The
Mathematical Works of Francesco Faà di Bruno in CdRom
edited by
Livia Giacardi
«Ce n'est en effet
que lorsqu'une vérité est devenue accessible
au plus grand nombre de personnes qu'on peut vraiment affirmer que la science humaine a fait un progrès» (F. Faà di Bruno,
Théorie des formes binaires, 1876, p. V)
Francesco Faà di Bruno (18251888) is undoubtedly a preeminent figure in the scientific world of the nineteenth century, owing not only to his extraordinary involvement in charitable work for the community but also to his stature as an internationally renowned mathematician, and as a professor at the University of Turin. Among the students attending his course of Higher Analysis we find Giuseppe Peano and Corrado Segre, whose schools of mathematical logic and algebraic geometry put Turin centre stage on the international mathematics scene. Like other famed mathematicians in the period of the Italian Risorgimento, as, for example, Luigi Cremona, Enrico Betti and Francesco Brioschi, throughout his life Faà di Bruno adhered to a very precise agenda in his scientific studies and teaching practice: on the one hand, his aim was to revitalise university teaching by introducing new areas of study (Elimination Theory, Invariant Theory, Elliptic Functions etc.), on the other, to make the results of the most advanced international research, which appeared in specialist scientific journals, known to young people, thus stimulating research in Italy. A distinguishing feature of his research work was his skill in writing treatises, where he was much admired for his painstaking work of organising, simplifying and clarifying theories which till then had lacked a definitive form, and which he accompanied with his own original contributions. The most famous of his results is the formula giving an explicit expression for the nth derivative of a function of a function, known today as the Faà di Bruno formula. There was, however, another important aspect of Faà di Bruno the scientist: his international standing. He had studied in Paris under some of the greatest mathematicians of that time (A. Cauchy, C. Hermite, J. Liouville) and it was there that he completed his degree in Mathematical Sciences. In addition, most of his scientific works were written in French, and he corresponded with the most eminent researchers in Europe. Outside Italy his treatises were very highly regarded, since they were considered to be comprehensive and clearly explained, and also to contain some original results. In particular, his most important work, Théorie des formes binaires (1876), was so well received by the international scientific community that M. Nöther, together with Th. Walter, supervised the German edition, and D. Hilbert set it as a text book for his course at the University of Göttingen, one of the most advanced in Europe for mathematical research. Faà's scientific works, considered in the context of the history of Invariant Theory and of Algebraic Combinatorics, constituted a major contribution to the defining and perfecting of these theories. However, Faà di Bruno's scientific and didactic activities formed part of a wider plan which involved the other of the two points of reference, science and religious commitment to the community, around which his life's work revolved.
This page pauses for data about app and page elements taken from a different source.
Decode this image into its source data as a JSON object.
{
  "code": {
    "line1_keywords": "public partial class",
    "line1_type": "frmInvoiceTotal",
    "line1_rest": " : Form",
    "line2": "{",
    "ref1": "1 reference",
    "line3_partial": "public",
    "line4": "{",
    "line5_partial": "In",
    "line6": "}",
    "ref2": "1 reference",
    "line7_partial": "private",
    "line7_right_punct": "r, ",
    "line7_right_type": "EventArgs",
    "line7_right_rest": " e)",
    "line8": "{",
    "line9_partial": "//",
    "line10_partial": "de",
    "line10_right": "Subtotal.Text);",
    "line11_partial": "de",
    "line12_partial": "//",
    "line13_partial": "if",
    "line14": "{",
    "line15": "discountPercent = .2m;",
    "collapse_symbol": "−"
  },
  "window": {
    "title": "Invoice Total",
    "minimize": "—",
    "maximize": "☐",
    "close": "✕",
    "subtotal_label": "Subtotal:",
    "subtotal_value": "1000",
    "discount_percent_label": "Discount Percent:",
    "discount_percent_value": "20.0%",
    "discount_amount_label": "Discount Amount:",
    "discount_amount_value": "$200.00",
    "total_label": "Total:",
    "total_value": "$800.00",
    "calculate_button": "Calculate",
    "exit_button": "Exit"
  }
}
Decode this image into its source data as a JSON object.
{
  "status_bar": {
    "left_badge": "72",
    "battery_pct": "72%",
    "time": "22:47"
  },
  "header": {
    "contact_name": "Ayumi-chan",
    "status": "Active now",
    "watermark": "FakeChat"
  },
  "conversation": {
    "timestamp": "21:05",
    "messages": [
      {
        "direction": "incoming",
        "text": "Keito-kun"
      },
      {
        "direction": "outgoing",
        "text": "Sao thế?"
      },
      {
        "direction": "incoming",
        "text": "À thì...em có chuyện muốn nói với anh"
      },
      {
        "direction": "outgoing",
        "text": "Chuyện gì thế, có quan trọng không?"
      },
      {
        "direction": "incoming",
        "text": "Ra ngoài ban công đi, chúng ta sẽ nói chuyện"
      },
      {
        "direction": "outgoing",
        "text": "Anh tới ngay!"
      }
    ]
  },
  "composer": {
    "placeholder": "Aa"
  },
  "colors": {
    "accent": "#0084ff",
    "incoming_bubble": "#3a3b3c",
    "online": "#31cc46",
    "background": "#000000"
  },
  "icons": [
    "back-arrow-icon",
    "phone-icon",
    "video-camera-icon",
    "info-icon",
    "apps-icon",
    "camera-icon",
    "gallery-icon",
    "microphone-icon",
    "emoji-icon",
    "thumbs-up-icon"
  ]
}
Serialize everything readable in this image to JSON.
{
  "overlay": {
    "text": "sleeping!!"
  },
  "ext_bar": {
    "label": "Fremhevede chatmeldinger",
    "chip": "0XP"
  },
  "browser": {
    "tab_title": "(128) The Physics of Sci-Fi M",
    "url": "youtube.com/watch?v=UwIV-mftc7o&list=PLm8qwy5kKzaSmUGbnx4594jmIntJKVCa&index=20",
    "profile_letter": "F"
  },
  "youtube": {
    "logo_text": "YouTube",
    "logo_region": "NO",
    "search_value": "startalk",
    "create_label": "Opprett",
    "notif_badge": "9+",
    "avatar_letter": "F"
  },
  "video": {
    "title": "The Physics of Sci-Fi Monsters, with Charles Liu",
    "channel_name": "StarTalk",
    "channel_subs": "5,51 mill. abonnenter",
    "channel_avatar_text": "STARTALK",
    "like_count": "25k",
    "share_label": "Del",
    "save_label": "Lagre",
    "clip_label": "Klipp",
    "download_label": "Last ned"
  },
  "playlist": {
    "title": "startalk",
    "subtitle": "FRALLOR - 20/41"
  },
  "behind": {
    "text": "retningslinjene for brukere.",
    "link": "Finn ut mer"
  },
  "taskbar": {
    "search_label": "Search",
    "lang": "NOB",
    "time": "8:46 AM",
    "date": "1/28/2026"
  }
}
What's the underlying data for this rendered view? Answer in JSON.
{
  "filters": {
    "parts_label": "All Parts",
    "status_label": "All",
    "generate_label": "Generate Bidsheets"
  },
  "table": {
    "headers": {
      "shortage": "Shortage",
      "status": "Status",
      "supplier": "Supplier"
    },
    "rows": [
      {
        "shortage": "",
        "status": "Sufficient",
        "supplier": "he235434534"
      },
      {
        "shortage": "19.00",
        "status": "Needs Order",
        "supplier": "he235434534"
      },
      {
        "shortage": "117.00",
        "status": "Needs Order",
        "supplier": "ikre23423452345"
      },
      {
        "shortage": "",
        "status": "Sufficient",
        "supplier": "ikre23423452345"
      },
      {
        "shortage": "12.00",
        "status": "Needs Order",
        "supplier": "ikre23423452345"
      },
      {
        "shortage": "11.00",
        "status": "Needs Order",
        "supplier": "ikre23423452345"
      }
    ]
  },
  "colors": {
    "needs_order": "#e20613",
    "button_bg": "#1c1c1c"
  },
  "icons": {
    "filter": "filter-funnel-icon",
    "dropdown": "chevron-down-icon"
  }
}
Thus, on his return from Paris, in the space of a very few years, while teaching at the university and carrying out research work, he set up in Turin a impressive number of charitable initiatives aimed at raising the social status of women, as well as improving the welfare of the poorer classes and the education system. The link between the two different areas of interest, scientific research and charitable work in the community, can be seen in Faà's deep commitment to popularising science. He was intensely active in this regard, not only in the academic sphere, but also in his work with the poor, as he regarded science as a means of educating the general public. In actual fact, he considered the progress of the human race to be closely connected to the progress of the sciences which he saw, on one hand, as indispensable for the material and intellectual improvement of mankind, while, on the other, as "having a value of a higher order, in that they proclaim and foster the principles of unity, justice and faith." His work in popularising science grew from a unique fusion between positivist principles, religious faith and commitment to the welfare of the community, and it found many different avenues of expression. He organised the publication of an almanac explaining simple principles of popular science (the metric system of measurement, meteorology, astronomy); he set up courses in physics for ladies; he established a lending library with books on religious and scientific subjects, at a time when there was no library for public use in Turin; he invented aids for the teaching of physics and chemistry which were awarded prizes in several national and international expositions; he wrote text books for teaching the sciences, addressed specifically to women; he organised scientific experiments in the church of Our Lady of Suffrage to raise money for charity. His interest in the mass media led him to write articles to popularize science and to set up a printing press to print low cost educational books and pamphlets. The publication of The Mathematical
Works in CdRom forms part of a project  aimed at exploiting the resource
materials in history, science and bibliography  which the Department of
Mathematics of the University of Turin has been developing for several
years through its collection of cdroms (http://www.dm.unito.it/collanacdrom/index.html).
The Mathematical Works supplements Livia Giacardi's book Francesco Faà
di Bruno. Ricerca scientifica, insegnamento e divulgazione, Studi e
Fonti XII, Deputazione subalpina di Storia patria, Torino, 2004, published
by the Centro di Studi per la Storia dell'Università di Torino with
the collaboration of the Centro Studi Francesco Faà di Bruno.
Introduction:
Other publications, full list of
nonscientific publications: